His background may be rooted in the folk tradition but the unveiling of the new Blair Dunlop live persona, coupled with full band, revealed a sound as good as any UK act exploring the world of country rock Americana on the circuit. Switching between electric and acoustic, Blair focussed heavily on his new album during this near-90 minute set and received stellar support from Jacob Stoney on keys, Fred Claridge on percussion and the usual quality fiddle and mandolin playing we have come to expect from Kat Gilmore.
Over the last twelve months, Blair has been seen live in several developing roles as he tied the loose ends in promoting BLIGHT AND BLOSSOM including a Birmingham date supporting the Carrivick Sisters and another in a similar role with Larkin Poe. However the support element was well and truly dropped from this gig which was held in the Hare and Hounds’ larger music room and attracted a respectable sized audience. For this evening the opening slot was awarded to local artist Michael King who is the front person for up and coming Birmingham folk outfit Boat to Row. It was felt that the sound didn’t do justice to Michael’s acoustic slot with his violin accomplice Anna Bennett but there was no such concern once Blair launched his set with ‘Something’s Gonna Give Way’, the opening track from the newly released HOUSE OF JACKS.
Over the next hour and a half we were treated to almost the entirety of this album, of which most as originated from the pen of the talented Blair. Although this was the first serious listen to the album, a handful of the tracks had a feel of being long time favourites and I’m sure ‘House and Jacks’, ‘Fifty Shades of Blue’ and ‘Chain By Design’ will assume this status. The musical connection between Rebecca Lovell of Larkin Poe and Blair has been well documented and as well as plugging her Hare and Hounds gig next month, we learnt that she provided backing vocals on ‘Different Schools’, which tonight featured the delightful Kat.
As earlier mentioned, the band development is a major surge forward for Blair and Kat was no stranger to a Birmingham audience having played a sold out gig recently as one half of the Gilmore Roberts duo. The keys of Jacob Stoney gave many of the tracks a soulful feel and he played a beautiful accompaniment to an acoustic Blair on ‘Song of Two Bridges’, a number co-written by his father Ashley Hutchings. This was part of a three song segment which saw Blair also perform solo, the title track from BLIGHT AND BLOSSOM and his usual stunning version of Richard Thompson’s ‘Vincent Black Lightning 1952’. We also shouldn’t underestimate the contribution on percussion from Fred Claridge who drove the band along all evening, being especially valuable on faster numbers like ‘45s (c.’14)’ and a ramped up version of ‘Less The Pawn’. To complete the contribution from his debut album, Blair turned to the reliable ‘Secret Theatre’ and started the two-song encore with ‘Fallout’.

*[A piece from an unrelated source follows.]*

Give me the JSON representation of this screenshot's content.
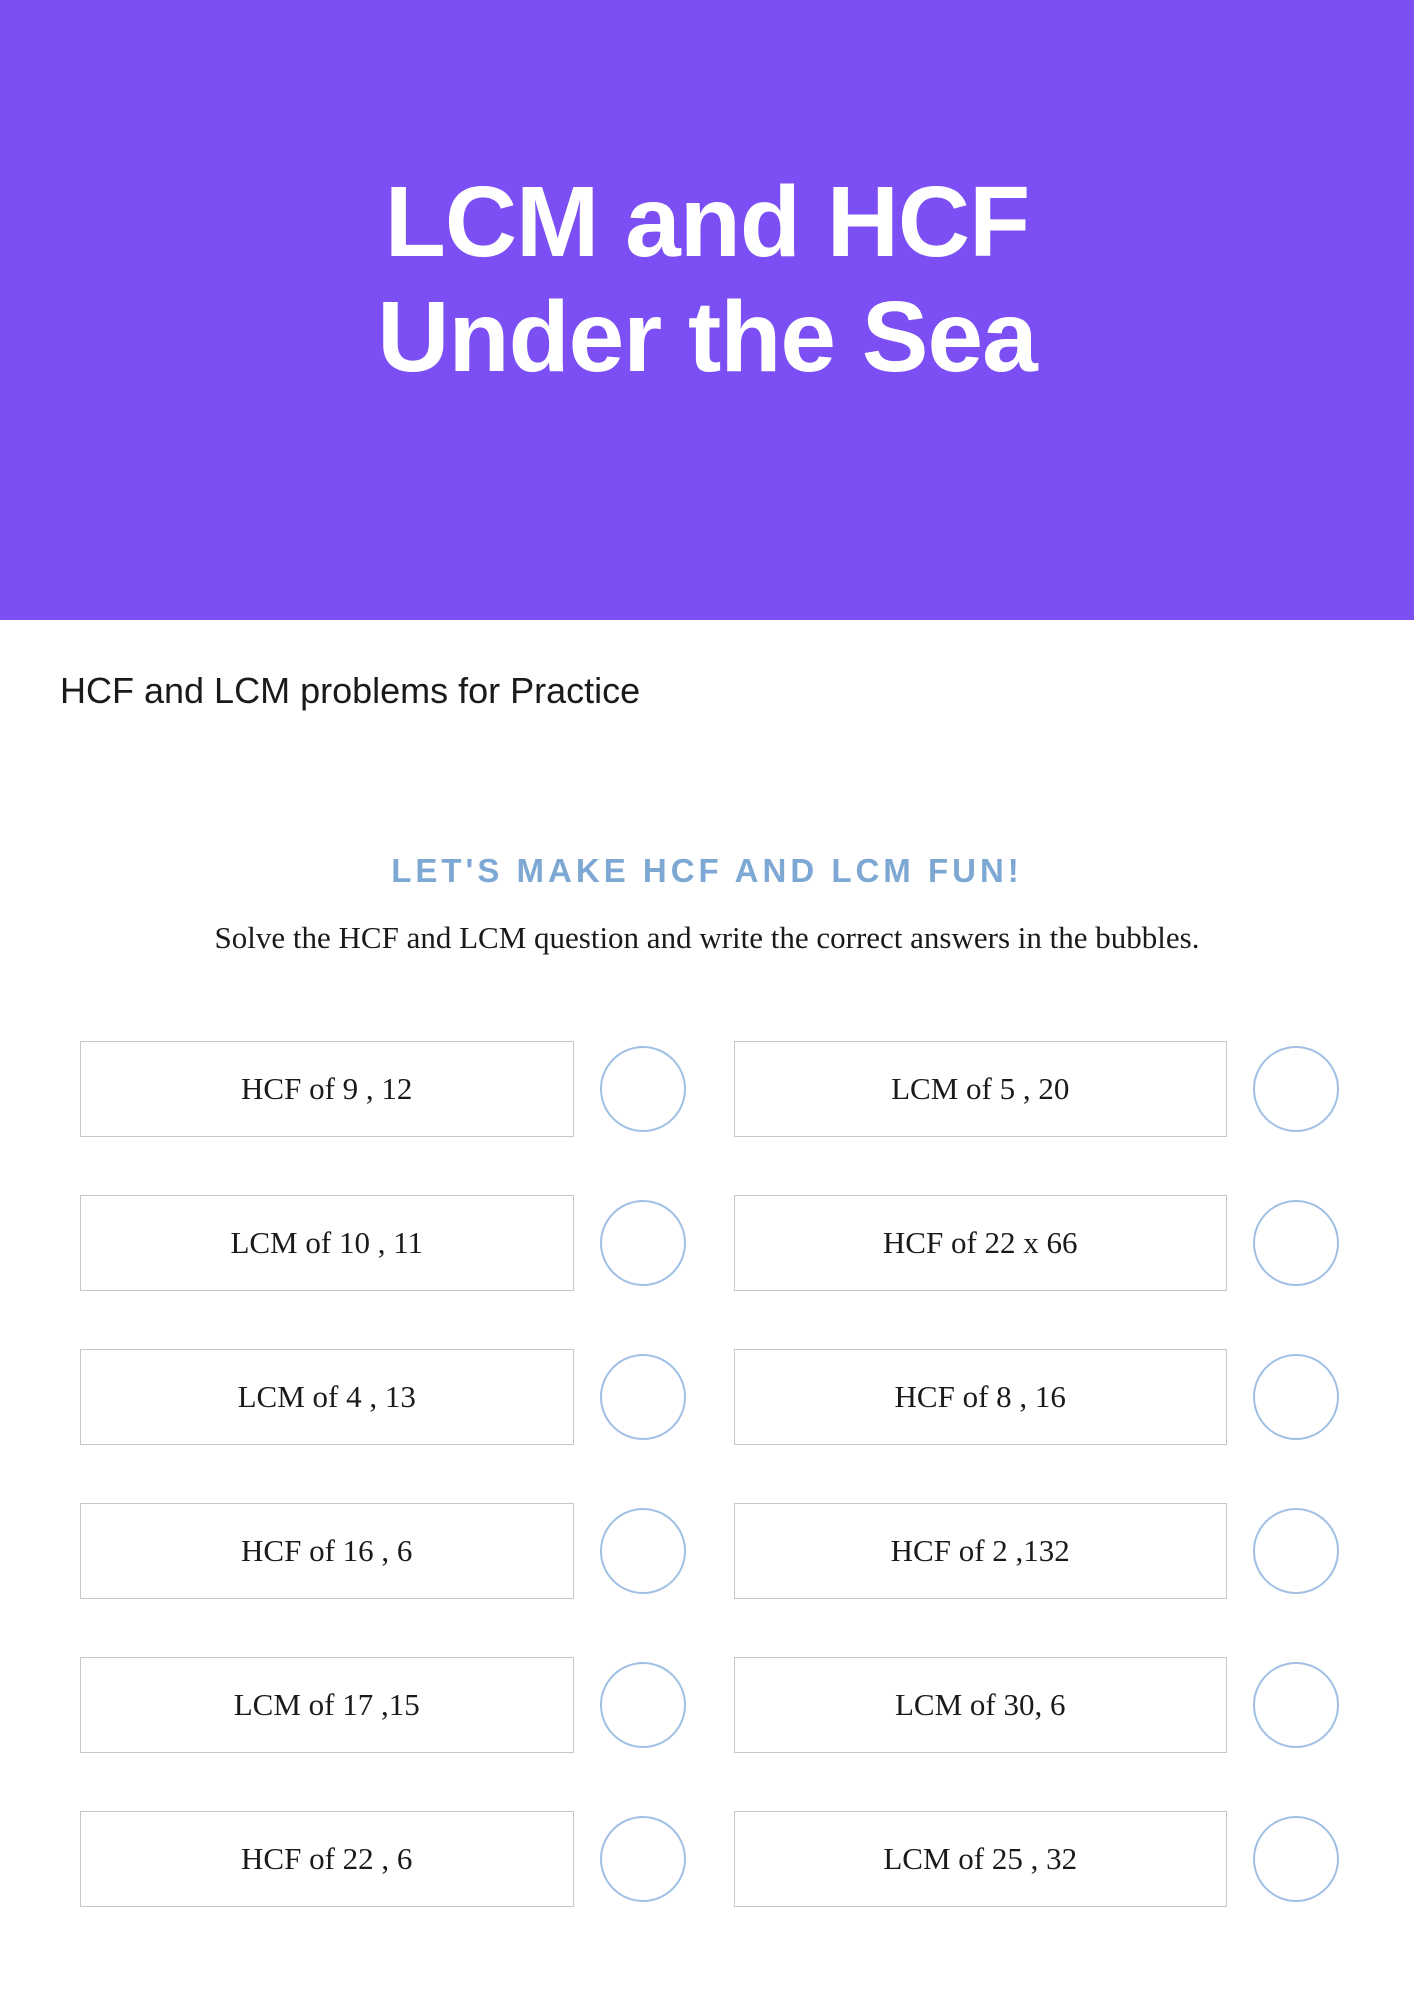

The evening ended with Blair reminding the audience that he is no mean guitarist with a blistering acoustic version of the instrumental ‘Si Bheagh Si Mhor’. Yet this new incarnation of Blair is very much about the band sound which as indicated in the opening paragraph possessed a significant folk tinged country rock feel, and will be enjoyed by many who may hold a primary allegiance to music from the Americana movement. However the most important aspect is that Blair Dunlop continues to widen his appeal and is well on the way to fulfilling his prodigious potential.
Set List – Something’s Gonna Give Way: 45s (c.’69): The Station: Secret Theatre: Fifty Shades of Blue: Different Schools: House of Jacks: The Ballad of Enzo Laviano: Blight and Blossom: Song of Two Bridges: Vincent Black Lightning 1952: Chain by Design: Less the Pawn: 45 (c.’14) Encore – Fallout: Si Beagh Si Mhor